New York, NY - June 29, 2017 - Attorney General Eric T. Schneiderman today announced a settlement with National Scouting Report, Inc. (“NSR”), a major high school athletic scouting and college recruiting business located in Alabaster, Alabama. An investigation by the Attorney General’s office found that NSR’s website and advertisements contained false claims about the success of their recruiting programs and that made promises about supposed services provided by scouts that went unfulfilled. Under the settlement agreement, NSR has agreed to reform their advertising practices and will pay restitution to those affected.
 
“Preying on the hopes and aspirations of New York’s young, devoted athletes is incredibly cynical.
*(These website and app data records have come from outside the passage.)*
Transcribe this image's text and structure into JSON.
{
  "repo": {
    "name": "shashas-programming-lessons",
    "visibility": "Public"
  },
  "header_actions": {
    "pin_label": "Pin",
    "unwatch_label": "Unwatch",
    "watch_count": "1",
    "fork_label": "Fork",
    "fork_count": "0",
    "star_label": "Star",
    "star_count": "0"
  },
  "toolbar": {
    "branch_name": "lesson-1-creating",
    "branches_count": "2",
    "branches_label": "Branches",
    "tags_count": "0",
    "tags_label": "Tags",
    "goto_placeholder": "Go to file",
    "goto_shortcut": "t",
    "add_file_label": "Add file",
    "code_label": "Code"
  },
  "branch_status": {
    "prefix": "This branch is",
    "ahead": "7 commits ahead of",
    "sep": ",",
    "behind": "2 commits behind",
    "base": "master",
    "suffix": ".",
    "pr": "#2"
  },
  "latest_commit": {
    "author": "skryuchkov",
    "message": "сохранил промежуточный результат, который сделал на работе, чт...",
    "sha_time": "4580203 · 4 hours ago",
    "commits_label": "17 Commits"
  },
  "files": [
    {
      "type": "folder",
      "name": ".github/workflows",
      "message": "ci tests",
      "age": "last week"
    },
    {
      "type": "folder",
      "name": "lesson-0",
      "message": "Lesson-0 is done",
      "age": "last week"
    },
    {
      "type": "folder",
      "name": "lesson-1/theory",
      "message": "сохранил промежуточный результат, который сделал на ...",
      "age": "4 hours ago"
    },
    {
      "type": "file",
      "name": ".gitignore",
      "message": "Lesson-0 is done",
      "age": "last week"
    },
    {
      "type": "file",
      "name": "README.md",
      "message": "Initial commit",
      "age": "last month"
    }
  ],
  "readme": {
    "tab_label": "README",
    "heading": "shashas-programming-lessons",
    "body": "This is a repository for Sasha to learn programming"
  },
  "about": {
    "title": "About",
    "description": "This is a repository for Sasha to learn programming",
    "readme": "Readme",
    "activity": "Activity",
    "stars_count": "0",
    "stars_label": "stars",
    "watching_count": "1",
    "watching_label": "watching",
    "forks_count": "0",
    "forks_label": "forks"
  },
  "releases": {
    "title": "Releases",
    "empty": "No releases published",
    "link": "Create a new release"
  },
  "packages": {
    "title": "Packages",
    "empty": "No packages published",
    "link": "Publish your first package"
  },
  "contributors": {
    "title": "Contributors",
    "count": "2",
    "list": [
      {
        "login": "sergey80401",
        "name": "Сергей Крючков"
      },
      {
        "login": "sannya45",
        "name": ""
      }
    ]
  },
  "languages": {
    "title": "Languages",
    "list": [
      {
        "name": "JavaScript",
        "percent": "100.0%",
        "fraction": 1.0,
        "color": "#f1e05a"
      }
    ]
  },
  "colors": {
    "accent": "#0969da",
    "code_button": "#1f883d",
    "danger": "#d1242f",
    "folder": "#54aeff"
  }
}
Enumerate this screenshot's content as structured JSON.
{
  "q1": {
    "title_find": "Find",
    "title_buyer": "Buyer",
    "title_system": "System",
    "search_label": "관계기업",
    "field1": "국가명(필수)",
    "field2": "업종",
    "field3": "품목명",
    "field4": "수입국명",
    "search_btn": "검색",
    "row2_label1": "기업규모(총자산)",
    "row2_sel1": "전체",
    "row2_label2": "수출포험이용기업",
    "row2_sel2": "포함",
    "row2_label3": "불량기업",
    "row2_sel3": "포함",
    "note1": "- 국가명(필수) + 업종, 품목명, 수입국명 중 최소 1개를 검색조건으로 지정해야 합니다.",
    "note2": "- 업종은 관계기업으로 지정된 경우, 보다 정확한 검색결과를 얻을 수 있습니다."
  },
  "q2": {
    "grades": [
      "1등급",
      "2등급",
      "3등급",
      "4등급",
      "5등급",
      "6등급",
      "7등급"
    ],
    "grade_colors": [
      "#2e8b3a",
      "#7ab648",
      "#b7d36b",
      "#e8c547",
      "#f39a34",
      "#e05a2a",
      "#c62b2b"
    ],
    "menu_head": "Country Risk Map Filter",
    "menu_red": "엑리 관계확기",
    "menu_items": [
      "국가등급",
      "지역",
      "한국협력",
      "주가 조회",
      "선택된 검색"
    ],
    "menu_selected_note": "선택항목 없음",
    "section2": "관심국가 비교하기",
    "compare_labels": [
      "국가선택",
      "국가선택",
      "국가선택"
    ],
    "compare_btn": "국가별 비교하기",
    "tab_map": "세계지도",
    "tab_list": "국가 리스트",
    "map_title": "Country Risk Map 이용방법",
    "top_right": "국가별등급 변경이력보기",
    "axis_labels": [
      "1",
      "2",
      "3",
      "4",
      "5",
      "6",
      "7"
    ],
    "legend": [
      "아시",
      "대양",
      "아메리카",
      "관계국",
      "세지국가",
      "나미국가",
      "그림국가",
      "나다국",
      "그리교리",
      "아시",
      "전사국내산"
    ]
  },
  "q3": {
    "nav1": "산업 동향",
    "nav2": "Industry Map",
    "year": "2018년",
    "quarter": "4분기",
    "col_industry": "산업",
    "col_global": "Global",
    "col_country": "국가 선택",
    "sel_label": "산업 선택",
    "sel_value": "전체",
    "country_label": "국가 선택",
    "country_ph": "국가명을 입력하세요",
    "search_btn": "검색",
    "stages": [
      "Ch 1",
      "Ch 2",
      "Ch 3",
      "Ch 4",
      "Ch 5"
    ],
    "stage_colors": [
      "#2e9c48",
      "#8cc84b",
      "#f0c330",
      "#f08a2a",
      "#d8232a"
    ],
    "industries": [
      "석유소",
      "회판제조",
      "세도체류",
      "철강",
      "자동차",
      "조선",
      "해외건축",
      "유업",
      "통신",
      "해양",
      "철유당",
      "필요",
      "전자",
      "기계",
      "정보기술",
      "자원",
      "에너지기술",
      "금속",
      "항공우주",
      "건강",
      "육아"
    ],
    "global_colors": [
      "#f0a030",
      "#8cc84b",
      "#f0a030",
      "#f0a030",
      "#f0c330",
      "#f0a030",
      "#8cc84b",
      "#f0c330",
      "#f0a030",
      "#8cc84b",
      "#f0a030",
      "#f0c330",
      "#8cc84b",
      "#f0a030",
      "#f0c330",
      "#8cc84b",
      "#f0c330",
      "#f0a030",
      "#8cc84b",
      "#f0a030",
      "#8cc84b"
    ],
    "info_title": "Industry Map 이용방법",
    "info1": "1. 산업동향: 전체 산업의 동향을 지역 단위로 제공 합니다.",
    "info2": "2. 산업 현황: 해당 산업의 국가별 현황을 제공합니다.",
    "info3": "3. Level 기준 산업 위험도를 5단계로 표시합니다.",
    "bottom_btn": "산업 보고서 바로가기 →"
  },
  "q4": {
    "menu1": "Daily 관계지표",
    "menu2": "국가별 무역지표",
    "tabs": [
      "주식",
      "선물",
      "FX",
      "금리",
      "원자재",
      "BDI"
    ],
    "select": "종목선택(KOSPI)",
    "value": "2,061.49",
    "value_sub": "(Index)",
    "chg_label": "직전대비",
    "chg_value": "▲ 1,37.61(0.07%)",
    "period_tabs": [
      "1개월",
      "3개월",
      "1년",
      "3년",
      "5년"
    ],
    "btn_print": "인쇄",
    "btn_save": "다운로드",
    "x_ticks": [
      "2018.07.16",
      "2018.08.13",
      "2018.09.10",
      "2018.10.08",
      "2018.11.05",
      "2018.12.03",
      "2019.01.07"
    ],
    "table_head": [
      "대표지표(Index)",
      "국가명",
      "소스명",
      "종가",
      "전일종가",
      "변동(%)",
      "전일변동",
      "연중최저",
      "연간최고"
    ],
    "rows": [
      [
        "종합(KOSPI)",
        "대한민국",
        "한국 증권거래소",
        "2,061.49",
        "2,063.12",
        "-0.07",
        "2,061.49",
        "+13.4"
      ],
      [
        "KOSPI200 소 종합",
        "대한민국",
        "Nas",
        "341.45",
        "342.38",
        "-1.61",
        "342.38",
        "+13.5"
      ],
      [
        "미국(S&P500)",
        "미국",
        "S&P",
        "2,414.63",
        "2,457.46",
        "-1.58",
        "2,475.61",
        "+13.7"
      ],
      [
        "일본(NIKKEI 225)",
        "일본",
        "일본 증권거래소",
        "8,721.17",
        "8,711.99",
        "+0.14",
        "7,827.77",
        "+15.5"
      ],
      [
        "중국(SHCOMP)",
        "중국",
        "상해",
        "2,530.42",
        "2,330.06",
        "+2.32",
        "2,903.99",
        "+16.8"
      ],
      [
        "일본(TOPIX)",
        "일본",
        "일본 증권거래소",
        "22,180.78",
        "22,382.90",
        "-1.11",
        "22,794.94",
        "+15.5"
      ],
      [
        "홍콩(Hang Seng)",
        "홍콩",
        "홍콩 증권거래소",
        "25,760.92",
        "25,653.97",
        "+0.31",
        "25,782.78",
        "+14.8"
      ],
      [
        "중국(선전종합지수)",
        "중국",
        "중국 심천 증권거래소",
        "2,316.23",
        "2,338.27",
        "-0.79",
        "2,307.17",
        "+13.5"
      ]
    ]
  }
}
Students who are attempting to use their athletic promise to further their educational opportunities should not have to worry about being exploited by those seeking to make a profit, without any consideration for their success,” said Attorney General Schneiderman.
 
NSR advertised unverifiable claims, such as claiming to be the “highest rated scouting company,” by citing unnamed “independent organizations” and stating they were “resourced by more college coaches than all other scouting services combined.” NSR’s advertisements also contained claims regarding their overall college-placement rates and their NCAA Division I placement rates which the company could not substantiate, including that 90 percent of all prospective student athletes received offers from schools, and that 25 percent went to NCAA Division I programs.
 
NSR’s website claimed that its sales representatives, or “scouts,” were drawn from a variety of athletic backgrounds, and were all “well-trained before hitting the ground.” However, NSR scouts receive just one week of training covering NSR’s sales techniques and lessons on how to evaluate more than a dozen sports. After that training, the scouts attend high school athletic events, pitching the NSR program directly to the athletes, with the ultimate goal of selling the NSR program to the parents. Fees for enrollment start at over $3,000. After signing up for the NSR program, families would submit videos showcasing the athlete’s performance and were asked to provide academic and biographic information. NSR then posted these submissions to their website, where the families hoped that college coaches would review the content and make formal offers to play at NCAA schools.
 
In some instances, NSR’s agents took advantage of the hopes and aspirations of these student athletes, offering promises that were beyond their power of guarantee. One family was told that with their son’s grades and skills it would be “no problem to get him money to play” collegiate sports, and another family was told that the agent was “100% sure” he could get their son “into a good school.” Many of these promises turned out to be illusory.
 
A few families also complained that shortly after they signed their NSR contract, their scout—and everyone else from NSR—simply disappeared. These families found themselves leaving unanswered voice mails at NSR’s Alabama headquarters and wondering what had happened to all the active involvement their scout had promised.  
 
Many young athletes dream of taking their athletic passions and skills to the collegiate level, but unfortunately not every student will make it. For example, only 3.4 percent of men’s high school basketball players will make it to the NCAA at any level, and only 1% of those will play for a Division I school. For women’s basketball, 3.9% will go on to play in college with only 1.2% at Division I institutions.
 
Under the settlement terms, NSR is changing its advertising, reforming its training and sales practices, and paying over $20,000 in penalties, costs, and consumer restitution for the deceptive business practices and false advertising. NSR must remove any language from its website which they cannot substantiate and will modify their New York contracts to include the applicable notice of cancellation requirements, which were not previously included. NSR also vowed to notify consumers in a prompt manner when their scout leaves NSR.  
 
This matter was handled by Assistant Attorney General Matthew S. Eubank of the Brooklyn Regional Office, under the supervision of Assistant Attorney General-in-Charge Michael Barbosa of the Brooklyn Regional Office and Executive Deputy Attorney General Marty Mack.